Throughout history, male artists have used muses for inspiration to create their best work.
And many such paintings have become more collectable simply because of the relationship between the artist and sitter.
That is the case with the subjects of two works snapped up this month for almost US$90 million (Dh330.5m) combined.
Pablo Picasso's take on his lover Marie-Therese Walter, a 1932 work called Femme Assise Près d'une Fenêtre (Woman Sitting Near a Window), which paints her with a large forehead, fetched $45 million at auction.
Helena Newman from Sotheby's was quoted as saying in the United Kingdom's Mirror newspaper that the 1932 work was a "stunning and monumental portrait".
Picasso met his muse in Paris in 1927 when she was 17, and they embarked on a long-term affair. The pair had a child together but Walter became jealous when Picasso took another mistress, Dora Maar (whom he also famously painted). It is said that the mistresses demanded that he choose between them. He told them to fight it out, and later called their wrestling match one of his "choicest memories".
Picasso supported Walter and his daughter, Maya, financially but they never married and Walter committed suicide four years after his death.
The subject of another painting that sold this month for $42.3m died in similarly tragic circumstances.
Jeanne Hébuterne (au chapeau), a portrait by the Italian artist Amedeo Modigliani a year before his death in 1920, was the leading lot at a Christie's impressionist, modern and surrealist sale.
Modigliani met Hébuterne, with whom he would have a child, towards the end of his life.
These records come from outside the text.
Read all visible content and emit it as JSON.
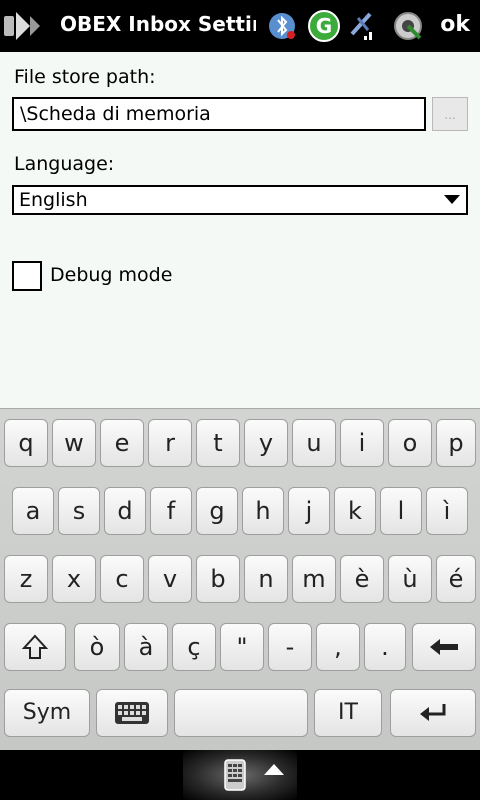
{
  "titlebar": {
    "title": "OBEX Inbox Settings",
    "ok_label": "ok",
    "icons": [
      "windows-start-icon",
      "bluetooth-icon",
      "g-app-icon",
      "signal-icon",
      "sync-icon"
    ]
  },
  "form": {
    "file_store_label": "File store path:",
    "file_store_value": "\\Scheda di memoria",
    "browse_label": "...",
    "language_label": "Language:",
    "language_value": "English",
    "debug_label": "Debug mode",
    "debug_checked": false
  },
  "keyboard": {
    "row1": [
      "q",
      "w",
      "e",
      "r",
      "t",
      "y",
      "u",
      "i",
      "o",
      "p"
    ],
    "row2": [
      "a",
      "s",
      "d",
      "f",
      "g",
      "h",
      "j",
      "k",
      "l",
      "ì"
    ],
    "row3": [
      "z",
      "x",
      "c",
      "v",
      "b",
      "n",
      "m",
      "è",
      "ù",
      "é"
    ],
    "row4": [
      "ò",
      "à",
      "ç",
      "\"",
      "-",
      ",",
      "."
    ],
    "sym_label": "Sym",
    "lang_label": "IT"
  },
  "colors": {
    "accent_green": "#3cab3c",
    "content_bg": "#f5f9f5"
  }
}
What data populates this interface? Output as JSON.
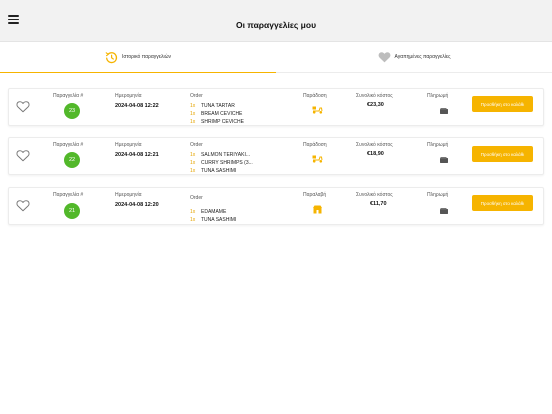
{
  "header": {
    "title": "Οι παραγγελίες μου"
  },
  "tabs": [
    {
      "label": "Ιστορικό παραγγελιών",
      "icon": "clock-history-icon",
      "active": true
    },
    {
      "label": "Αγαπημένες παραγγελίες",
      "icon": "heart-icon",
      "active": false
    }
  ],
  "columns": {
    "order_no": "Παραγγελία #",
    "date": "Ημερομηνία",
    "order": "Order",
    "delivery": "Παράδοση",
    "total": "Συνολικό κόστος",
    "payment": "Πληρωμή"
  },
  "orders": [
    {
      "number": "23",
      "date": "2024-04-08 12:22",
      "delivery_label": "Παράδοση",
      "delivery_icon": "delivery-scooter-icon",
      "items": [
        {
          "qty": "1x",
          "name": "TUNA TARTAR"
        },
        {
          "qty": "1x",
          "name": "BREAM CEVICHE"
        },
        {
          "qty": "1x",
          "name": "SHRIMP CEVICHE"
        }
      ],
      "total": "€23,30",
      "payment_icon": "wallet-icon",
      "button": "Προσθήκη στο καλάθι"
    },
    {
      "number": "22",
      "date": "2024-04-08 12:21",
      "delivery_label": "Παράδοση",
      "delivery_icon": "delivery-scooter-icon",
      "items": [
        {
          "qty": "1x",
          "name": "SALMON TERIYAKI..."
        },
        {
          "qty": "1x",
          "name": "CURRY SHRIMPS (3..."
        },
        {
          "qty": "1x",
          "name": "TUNA SASHIMI"
        }
      ],
      "total": "€18,90",
      "payment_icon": "wallet-icon",
      "button": "Προσθήκη στο καλάθι"
    },
    {
      "number": "21",
      "date": "2024-04-08 12:20",
      "delivery_label": "Παραλαβή",
      "delivery_icon": "store-pickup-icon",
      "items": [
        {
          "qty": "1x",
          "name": "EDAMAME"
        },
        {
          "qty": "1x",
          "name": "TUNA SASHIMI"
        }
      ],
      "total": "€11,70",
      "payment_icon": "wallet-icon",
      "button": "Προσθήκη στο καλάθι"
    }
  ],
  "colors": {
    "accent": "#f6b400",
    "badge": "#52b82a",
    "background": "#ffffff",
    "topbar": "#f2f2f2"
  }
}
He died as a result of tuberculous meningitis and complications brought on by substance abuse, leaving Hébuterne distraught. The day after his death she jumped out of a window, killing herself and their unborn second child.